Kath Alcock paintings: 4

Prior names

Zygophyllum billardierei

Zygophyllum billardierei var. stenophyllum, partly

Zygophyllum ammophilum, partly


Roepera (formally Zygophyllum which is from the Greek 'zygon' meaning pair and 'phyllon' meaning leaf; referring to the pair of leaflets making up each leaf) is named after Johannes August Christian Roeper (1801 -1885), a German botanist and physician. Billardierei named after Jacques Julien de La Billardiere (1755-1834), a French botanist who visited Western Australia and Tasmania with D'Entrecasteaux expedition and named many new plant species.

Distribution and status

Found along the coast of South Australia from the Nullarbor to the lower South-east, growing on coastal cliffs between rocks and sometimes scrambling along fences and stronger shrubs. Also found in Western Australia, Victoria and Tasmania. Native. Common in South Australia. Rare in Victoria and Tasmania. Common in Western Australia.
Herbarium regions: Nullarbor, Eyre Peninsula, Yorke Peninsula, Southern Lofty, Kangaroo Island, South Eastern, Green Adelaide
NRM regions: Adelaide and Mount Lofty Ranges, Alinytjara Wilurara, Eyre Peninsula, Kangaroo Island, Northern and Yorke, South East
AVH map: SA distribution map (external link)

Plant description

Scrambling or ascending perennial herb or subshrub to 60 cm high with slender stems to 2 m long, sometimes climbing over taller plants. Leaflets oblong to linear, to 15 mm long and 12 mm wide, articulate at the base or continuous with the petiole, fleshy, apex rounded or truncate. Flowers yellow with petals usually twice as long as the sepals. Flowering between June and December. Fruits are brown papery capsule to 12 mm long, drooping, acutely 4-angled, obliquely truncate with a slight upward slope to the style, 1-2 seeds per cell. Seeds are dark brown, ovoid to 4 mm long and 2 mm wide, with a slight hook at the narrow end and a wrinkled surface. Seed embryo type is spatulate fully developed.

Seed collection and propagation

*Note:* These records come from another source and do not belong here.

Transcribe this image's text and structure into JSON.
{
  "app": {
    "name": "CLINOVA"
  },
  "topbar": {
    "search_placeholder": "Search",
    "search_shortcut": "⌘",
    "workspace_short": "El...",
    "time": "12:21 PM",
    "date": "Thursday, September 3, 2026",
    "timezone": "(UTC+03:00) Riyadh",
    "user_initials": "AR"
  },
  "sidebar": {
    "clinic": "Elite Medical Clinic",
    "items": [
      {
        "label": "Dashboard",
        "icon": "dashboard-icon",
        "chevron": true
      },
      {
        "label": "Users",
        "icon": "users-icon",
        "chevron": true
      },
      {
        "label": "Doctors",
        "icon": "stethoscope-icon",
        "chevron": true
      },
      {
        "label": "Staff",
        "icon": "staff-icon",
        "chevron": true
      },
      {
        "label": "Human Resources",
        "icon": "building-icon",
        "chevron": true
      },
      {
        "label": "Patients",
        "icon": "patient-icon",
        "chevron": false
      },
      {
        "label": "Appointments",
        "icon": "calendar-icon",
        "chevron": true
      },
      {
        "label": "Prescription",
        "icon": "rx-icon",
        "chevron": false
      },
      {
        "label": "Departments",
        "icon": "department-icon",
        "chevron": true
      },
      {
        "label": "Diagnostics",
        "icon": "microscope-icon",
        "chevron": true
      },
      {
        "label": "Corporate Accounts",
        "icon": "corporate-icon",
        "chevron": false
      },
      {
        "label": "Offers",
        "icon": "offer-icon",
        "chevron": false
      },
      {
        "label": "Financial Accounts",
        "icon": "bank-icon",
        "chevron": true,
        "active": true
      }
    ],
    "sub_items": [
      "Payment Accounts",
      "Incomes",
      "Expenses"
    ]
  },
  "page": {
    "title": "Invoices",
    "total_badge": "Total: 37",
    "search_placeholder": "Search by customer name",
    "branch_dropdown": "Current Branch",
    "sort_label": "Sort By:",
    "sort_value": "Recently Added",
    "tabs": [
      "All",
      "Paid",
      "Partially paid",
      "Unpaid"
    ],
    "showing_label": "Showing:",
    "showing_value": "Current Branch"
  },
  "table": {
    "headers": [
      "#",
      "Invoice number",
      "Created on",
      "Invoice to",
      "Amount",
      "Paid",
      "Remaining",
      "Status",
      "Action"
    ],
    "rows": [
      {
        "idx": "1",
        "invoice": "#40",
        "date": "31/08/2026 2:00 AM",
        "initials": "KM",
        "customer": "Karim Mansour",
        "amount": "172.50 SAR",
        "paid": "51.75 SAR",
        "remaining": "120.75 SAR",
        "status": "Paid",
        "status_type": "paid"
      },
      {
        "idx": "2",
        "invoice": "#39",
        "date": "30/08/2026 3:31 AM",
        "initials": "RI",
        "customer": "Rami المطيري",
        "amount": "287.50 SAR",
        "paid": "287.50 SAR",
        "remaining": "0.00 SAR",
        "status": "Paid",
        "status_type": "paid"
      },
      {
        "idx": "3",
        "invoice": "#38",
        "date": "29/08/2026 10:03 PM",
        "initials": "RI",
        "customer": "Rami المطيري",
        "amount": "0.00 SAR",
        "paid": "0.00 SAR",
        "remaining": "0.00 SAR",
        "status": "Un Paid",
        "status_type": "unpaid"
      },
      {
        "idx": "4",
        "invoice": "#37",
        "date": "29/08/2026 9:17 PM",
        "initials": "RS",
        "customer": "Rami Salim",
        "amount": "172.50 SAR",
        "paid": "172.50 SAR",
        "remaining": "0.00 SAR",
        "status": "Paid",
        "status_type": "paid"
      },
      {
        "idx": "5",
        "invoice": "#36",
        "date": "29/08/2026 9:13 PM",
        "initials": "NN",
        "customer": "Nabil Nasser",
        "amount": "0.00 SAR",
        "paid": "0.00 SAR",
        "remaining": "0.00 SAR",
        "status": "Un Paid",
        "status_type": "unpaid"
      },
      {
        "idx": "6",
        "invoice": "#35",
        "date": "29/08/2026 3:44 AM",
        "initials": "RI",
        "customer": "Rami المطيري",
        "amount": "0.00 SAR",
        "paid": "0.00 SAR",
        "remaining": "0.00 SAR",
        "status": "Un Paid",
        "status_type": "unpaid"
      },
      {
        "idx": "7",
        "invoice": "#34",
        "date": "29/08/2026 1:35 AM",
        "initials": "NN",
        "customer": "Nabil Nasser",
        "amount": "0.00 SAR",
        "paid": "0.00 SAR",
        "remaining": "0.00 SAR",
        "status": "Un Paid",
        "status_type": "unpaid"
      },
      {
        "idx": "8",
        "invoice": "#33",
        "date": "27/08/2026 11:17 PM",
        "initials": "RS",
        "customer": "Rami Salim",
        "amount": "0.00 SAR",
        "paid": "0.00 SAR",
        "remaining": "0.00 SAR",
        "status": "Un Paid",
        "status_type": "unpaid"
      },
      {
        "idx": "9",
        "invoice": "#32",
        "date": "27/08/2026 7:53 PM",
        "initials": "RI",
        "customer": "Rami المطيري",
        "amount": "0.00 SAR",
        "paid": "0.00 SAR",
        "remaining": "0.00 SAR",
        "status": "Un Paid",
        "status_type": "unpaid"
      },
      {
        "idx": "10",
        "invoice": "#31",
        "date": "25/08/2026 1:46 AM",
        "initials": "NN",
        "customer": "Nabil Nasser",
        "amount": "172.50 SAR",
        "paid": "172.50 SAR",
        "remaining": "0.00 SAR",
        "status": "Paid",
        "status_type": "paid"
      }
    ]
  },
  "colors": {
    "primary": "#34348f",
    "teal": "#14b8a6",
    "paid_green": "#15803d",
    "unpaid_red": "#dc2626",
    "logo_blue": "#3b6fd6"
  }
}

Collect seeds between October and March. Collect semi-dried and dried capsules by running your hands through the stems of the plant. Mature fruits will come off easily and will have a hard and dark seed inside each segment. Place the capsules in a tray and leave to dry for 1 to 2 weeks, depending on how green the fruit is. Then rub the dried capsules to dislodge the seeds. Use a sieve to remove the unwanted material. Store the seeds with a desiccant such as dried silica beads or dry rice, in an air tight container in a cool and dry place. Seed viability is usually high.